Can shivering due to cold weather lead to weight loss? Not exactly. But shivering does trigger a response in muscles of people out in the cold similar to that of exercise, showed research.
The muscles of shivering people triggers the release of a hormone called irisin that activates brown fat - a type of fat found in humans that burns energy to generate heat.
Researchers asked healthy participants to spent an hour exercising and measured their maximum oxygen uptake.
After each bout of exercise, the researchers measured levels of irisin. It turned out that muscle contractions stimulated the release of irisin.
After calculating energy expenditure, the researchers covered the participants with blankets pumped full of cold water.
Most of the participants began shivering.
An hour later, the researchers measured their circulating hormone levels.
“With shivering, we obtained a similar increase in irisin level as maximum exercise, or one hour of exercise, but the amount of energy expenditure was lower than these two types of exercise,” Francesco Celi, an endocrinologist at Richmond-based Virginia Commonwealth University, was quoted as saying.
The study suggests that both shivering and muscle contraction stimulate the release of Irisin then turns on brown fat and allows it to burn energy to produce heat.

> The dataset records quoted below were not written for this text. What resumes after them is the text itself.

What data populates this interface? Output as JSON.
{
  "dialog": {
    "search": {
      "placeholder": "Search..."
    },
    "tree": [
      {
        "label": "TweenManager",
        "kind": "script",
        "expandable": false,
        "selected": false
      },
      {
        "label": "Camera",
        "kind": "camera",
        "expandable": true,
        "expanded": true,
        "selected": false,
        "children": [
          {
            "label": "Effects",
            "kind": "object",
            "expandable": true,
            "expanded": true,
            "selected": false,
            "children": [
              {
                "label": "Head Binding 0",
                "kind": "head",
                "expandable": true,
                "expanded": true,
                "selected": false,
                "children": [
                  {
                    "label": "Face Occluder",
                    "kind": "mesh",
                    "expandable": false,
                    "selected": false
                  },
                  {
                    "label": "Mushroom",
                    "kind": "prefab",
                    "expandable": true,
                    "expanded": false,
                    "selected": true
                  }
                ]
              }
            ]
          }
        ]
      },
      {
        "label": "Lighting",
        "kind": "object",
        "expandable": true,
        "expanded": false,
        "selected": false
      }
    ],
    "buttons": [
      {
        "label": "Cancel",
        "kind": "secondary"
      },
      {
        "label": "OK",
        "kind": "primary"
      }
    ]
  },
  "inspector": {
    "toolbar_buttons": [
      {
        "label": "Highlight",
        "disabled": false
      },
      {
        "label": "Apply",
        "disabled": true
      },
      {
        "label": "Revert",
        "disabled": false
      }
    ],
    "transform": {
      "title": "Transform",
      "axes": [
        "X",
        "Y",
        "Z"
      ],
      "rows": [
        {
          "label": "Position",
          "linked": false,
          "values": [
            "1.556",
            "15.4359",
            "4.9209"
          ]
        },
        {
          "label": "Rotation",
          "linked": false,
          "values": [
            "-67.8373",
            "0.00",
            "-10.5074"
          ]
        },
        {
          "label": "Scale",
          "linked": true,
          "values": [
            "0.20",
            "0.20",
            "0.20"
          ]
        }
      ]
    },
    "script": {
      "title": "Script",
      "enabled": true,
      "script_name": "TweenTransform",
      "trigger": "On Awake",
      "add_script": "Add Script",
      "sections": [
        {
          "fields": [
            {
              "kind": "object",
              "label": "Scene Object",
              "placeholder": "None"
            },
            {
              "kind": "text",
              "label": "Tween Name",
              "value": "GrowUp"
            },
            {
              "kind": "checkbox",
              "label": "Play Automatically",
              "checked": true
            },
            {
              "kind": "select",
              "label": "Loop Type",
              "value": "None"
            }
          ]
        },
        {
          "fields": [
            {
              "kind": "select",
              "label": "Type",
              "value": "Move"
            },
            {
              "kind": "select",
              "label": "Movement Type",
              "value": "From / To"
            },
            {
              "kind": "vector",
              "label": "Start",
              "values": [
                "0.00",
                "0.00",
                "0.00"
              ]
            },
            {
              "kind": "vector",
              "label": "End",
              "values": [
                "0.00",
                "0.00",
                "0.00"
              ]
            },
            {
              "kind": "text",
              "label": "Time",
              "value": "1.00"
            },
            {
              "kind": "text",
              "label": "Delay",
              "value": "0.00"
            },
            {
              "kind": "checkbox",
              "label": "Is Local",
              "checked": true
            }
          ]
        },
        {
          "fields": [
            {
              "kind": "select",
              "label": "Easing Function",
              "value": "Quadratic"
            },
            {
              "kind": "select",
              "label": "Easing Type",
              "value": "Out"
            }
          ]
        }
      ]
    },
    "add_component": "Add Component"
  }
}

Scientists could develop medicines that could increase energy expenditure without requiring people to exercise or shiver, said the study published in the journal Cell Metabolism.